_Source data_.
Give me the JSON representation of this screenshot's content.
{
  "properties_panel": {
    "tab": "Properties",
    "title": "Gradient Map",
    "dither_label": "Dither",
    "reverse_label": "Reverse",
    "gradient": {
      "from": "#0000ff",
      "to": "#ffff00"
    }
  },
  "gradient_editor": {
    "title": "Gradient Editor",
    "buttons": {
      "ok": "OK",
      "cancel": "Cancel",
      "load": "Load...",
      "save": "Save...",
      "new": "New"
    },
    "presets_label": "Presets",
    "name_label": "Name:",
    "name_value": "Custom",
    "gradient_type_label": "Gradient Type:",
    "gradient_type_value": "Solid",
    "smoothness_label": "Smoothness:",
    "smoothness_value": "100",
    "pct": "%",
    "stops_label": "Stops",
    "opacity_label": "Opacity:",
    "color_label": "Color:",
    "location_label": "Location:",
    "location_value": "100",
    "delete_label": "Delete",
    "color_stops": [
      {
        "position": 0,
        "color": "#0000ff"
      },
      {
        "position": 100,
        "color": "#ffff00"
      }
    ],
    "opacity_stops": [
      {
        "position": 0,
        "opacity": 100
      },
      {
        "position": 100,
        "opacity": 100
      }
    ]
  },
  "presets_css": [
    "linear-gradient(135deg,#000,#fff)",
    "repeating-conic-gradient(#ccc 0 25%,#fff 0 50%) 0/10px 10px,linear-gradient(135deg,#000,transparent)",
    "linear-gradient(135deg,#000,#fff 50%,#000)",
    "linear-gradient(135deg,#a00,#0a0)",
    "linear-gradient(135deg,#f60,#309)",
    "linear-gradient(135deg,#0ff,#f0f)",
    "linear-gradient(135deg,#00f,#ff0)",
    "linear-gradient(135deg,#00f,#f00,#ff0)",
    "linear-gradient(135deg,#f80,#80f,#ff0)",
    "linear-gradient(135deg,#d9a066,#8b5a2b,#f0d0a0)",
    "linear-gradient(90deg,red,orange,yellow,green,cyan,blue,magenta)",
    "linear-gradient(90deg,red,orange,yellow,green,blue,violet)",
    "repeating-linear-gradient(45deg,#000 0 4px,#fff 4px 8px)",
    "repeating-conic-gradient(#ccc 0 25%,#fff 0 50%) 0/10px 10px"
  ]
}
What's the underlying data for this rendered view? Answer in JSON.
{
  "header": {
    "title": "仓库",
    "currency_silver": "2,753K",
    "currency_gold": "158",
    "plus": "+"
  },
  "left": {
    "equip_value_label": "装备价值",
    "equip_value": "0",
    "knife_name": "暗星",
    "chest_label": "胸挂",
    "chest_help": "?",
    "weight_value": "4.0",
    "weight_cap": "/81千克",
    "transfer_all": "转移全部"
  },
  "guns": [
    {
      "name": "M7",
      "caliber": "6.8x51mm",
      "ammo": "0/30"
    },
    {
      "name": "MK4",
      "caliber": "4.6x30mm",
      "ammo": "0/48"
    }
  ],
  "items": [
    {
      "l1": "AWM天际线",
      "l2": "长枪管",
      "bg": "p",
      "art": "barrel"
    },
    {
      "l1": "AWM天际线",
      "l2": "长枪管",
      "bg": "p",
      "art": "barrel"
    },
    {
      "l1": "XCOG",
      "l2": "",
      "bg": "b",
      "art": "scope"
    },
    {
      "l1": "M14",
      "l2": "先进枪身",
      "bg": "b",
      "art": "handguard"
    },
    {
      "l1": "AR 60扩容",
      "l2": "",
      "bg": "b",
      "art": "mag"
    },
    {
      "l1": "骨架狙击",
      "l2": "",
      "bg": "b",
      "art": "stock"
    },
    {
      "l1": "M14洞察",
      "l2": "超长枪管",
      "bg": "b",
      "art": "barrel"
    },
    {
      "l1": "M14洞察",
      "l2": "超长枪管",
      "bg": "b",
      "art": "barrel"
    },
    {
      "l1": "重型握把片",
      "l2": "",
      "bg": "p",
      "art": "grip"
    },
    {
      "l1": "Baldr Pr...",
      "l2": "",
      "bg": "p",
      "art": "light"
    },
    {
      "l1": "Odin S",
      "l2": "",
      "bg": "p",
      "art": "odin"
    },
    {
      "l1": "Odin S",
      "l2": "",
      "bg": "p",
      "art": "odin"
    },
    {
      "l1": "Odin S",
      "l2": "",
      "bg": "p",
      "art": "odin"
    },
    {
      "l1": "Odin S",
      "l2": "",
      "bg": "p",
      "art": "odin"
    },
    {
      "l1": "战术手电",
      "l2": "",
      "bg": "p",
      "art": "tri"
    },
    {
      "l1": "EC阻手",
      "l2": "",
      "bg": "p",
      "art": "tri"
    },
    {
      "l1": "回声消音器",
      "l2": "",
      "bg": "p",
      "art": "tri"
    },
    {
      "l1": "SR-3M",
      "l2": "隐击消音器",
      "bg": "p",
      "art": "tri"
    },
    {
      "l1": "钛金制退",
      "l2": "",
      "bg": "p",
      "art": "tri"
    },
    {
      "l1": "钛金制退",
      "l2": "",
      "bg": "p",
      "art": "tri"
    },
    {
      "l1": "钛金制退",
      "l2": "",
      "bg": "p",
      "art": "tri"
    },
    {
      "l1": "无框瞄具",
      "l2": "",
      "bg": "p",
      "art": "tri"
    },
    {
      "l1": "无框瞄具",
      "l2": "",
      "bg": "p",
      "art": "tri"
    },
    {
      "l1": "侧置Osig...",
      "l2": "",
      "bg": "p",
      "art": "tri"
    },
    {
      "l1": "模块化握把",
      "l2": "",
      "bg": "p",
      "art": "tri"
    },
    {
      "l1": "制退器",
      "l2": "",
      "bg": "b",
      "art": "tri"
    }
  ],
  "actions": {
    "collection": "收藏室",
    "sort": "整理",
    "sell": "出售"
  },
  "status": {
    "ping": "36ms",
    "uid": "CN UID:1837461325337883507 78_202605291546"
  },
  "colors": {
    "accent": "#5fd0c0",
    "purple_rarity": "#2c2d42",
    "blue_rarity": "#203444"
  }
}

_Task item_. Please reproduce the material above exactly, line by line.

_Exercise output_.
Give me the JSON representation of this screenshot's content.
{
  "properties_panel": {
    "tab": "Properties",
    "title": "Gradient Map",
    "dither_label": "Dither",
    "reverse_label": "Reverse",
    "gradient": {
      "from": "#0000ff",
      "to": "#ffff00"
    }
  },
  "gradient_editor": {
    "title": "Gradient Editor",
    "buttons": {
      "ok": "OK",
      "cancel": "Cancel",
      "load": "Load...",
      "save": "Save...",
      "new": "New"
    },
    "presets_label": "Presets",
    "name_label": "Name:",
    "name_value": "Custom",
    "gradient_type_label": "Gradient Type:",
    "gradient_type_value": "Solid",
    "smoothness_label": "Smoothness:",
    "smoothness_value": "100",
    "pct": "%",
    "stops_label": "Stops",
    "opacity_label": "Opacity:",
    "color_label": "Color:",
    "location_label": "Location:",
    "location_value": "100",
    "delete_label": "Delete",
    "color_stops": [
      {
        "position": 0,
        "color": "#0000ff"
      },
      {
        "position": 100,
        "color": "#ffff00"
      }
    ],
    "opacity_stops": [
      {
        "position": 0,
        "opacity": 100
      },
      {
        "position": 100,
        "opacity": 100
      }
    ]
  },
  "presets_css": [
    "linear-gradient(135deg,#000,#fff)",
    "repeating-conic-gradient(#ccc 0 25%,#fff 0 50%) 0/10px 10px,linear-gradient(135deg,#000,transparent)",
    "linear-gradient(135deg,#000,#fff 50%,#000)",
    "linear-gradient(135deg,#a00,#0a0)",
    "linear-gradient(135deg,#f60,#309)",
    "linear-gradient(135deg,#0ff,#f0f)",
    "linear-gradient(135deg,#00f,#ff0)",
    "linear-gradient(135deg,#00f,#f00,#ff0)",
    "linear-gradient(135deg,#f80,#80f,#ff0)",
    "linear-gradient(135deg,#d9a066,#8b5a2b,#f0d0a0)",
    "linear-gradient(90deg,red,orange,yellow,green,cyan,blue,magenta)",
    "linear-gradient(90deg,red,orange,yellow,green,blue,violet)",
    "repeating-linear-gradient(45deg,#000 0 4px,#fff 4px 8px)",
    "repeating-conic-gradient(#ccc 0 25%,#fff 0 50%) 0/10px 10px"
  ]
}
What's the underlying data for this rendered view? Answer in JSON.
{
  "header": {
    "title": "仓库",
    "currency_silver": "2,753K",
    "currency_gold": "158",
    "plus": "+"
  },
  "left": {
    "equip_value_label": "装备价值",
    "equip_value": "0",
    "knife_name": "暗星",
    "chest_label": "胸挂",
    "chest_help": "?",
    "weight_value": "4.0",
    "weight_cap": "/81千克",
    "transfer_all": "转移全部"
  },
  "guns": [
    {
      "name": "M7",
      "caliber": "6.8x51mm",
      "ammo": "0/30"
    },
    {
      "name": "MK4",
      "caliber": "4.6x30mm",
      "ammo": "0/48"
    }
  ],
  "items": [
    {
      "l1": "AWM天际线",
      "l2": "长枪管",
      "bg": "p",
      "art": "barrel"
    },
    {
      "l1": "AWM天际线",
      "l2": "长枪管",
      "bg": "p",
      "art": "barrel"
    },
    {
      "l1": "XCOG",
      "l2": "",
      "bg": "b",
      "art": "scope"
    },
    {
      "l1": "M14",
      "l2": "先进枪身",
      "bg": "b",
      "art": "handguard"
    },
    {
      "l1": "AR 60扩容",
      "l2": "",
      "bg": "b",
      "art": "mag"
    },
    {
      "l1": "骨架狙击",
      "l2": "",
      "bg": "b",
      "art": "stock"
    },
    {
      "l1": "M14洞察",
      "l2": "超长枪管",
      "bg": "b",
      "art": "barrel"
    },
    {
      "l1": "M14洞察",
      "l2": "超长枪管",
      "bg": "b",
      "art": "barrel"
    },
    {
      "l1": "重型握把片",
      "l2": "",
      "bg": "p",
      "art": "grip"
    },
    {
      "l1": "Baldr Pr...",
      "l2": "",
      "bg": "p",
      "art": "light"
    },
    {
      "l1": "Odin S",
      "l2": "",
      "bg": "p",
      "art": "odin"
    },
    {
      "l1": "Odin S",
      "l2": "",
      "bg": "p",
      "art": "odin"
    },
    {
      "l1": "Odin S",
      "l2": "",
      "bg": "p",
      "art": "odin"
    },
    {
      "l1": "Odin S",
      "l2": "",
      "bg": "p",
      "art": "odin"
    },
    {
      "l1": "战术手电",
      "l2": "",
      "bg": "p",
      "art": "tri"
    },
    {
      "l1": "EC阻手",
      "l2": "",
      "bg": "p",
      "art": "tri"
    },
    {
      "l1": "回声消音器",
      "l2": "",
      "bg": "p",
      "art": "tri"
    },
    {
      "l1": "SR-3M",
      "l2": "隐击消音器",
      "bg": "p",
      "art": "tri"
    },
    {
      "l1": "钛金制退",
      "l2": "",
      "bg": "p",
      "art": "tri"
    },
    {
      "l1": "钛金制退",
      "l2": "",
      "bg": "p",
      "art": "tri"
    },
    {
      "l1": "钛金制退",
      "l2": "",
      "bg": "p",
      "art": "tri"
    },
    {
      "l1": "无框瞄具",
      "l2": "",
      "bg": "p",
      "art": "tri"
    },
    {
      "l1": "无框瞄具",
      "l2": "",
      "bg": "p",
      "art": "tri"
    },
    {
      "l1": "侧置Osig...",
      "l2": "",
      "bg": "p",
      "art": "tri"
    },
    {
      "l1": "模块化握把",
      "l2": "",
      "bg": "p",
      "art": "tri"
    },
    {
      "l1": "制退器",
      "l2": "",
      "bg": "b",
      "art": "tri"
    }
  ],
  "actions": {
    "collection": "收藏室",
    "sort": "整理",
    "sell": "出售"
  },
  "status": {
    "ping": "36ms",
    "uid": "CN UID:1837461325337883507 78_202605291546"
  },
  "colors": {
    "accent": "#5fd0c0",
    "purple_rarity": "#2c2d42",
    "blue_rarity": "#203444"
  }
}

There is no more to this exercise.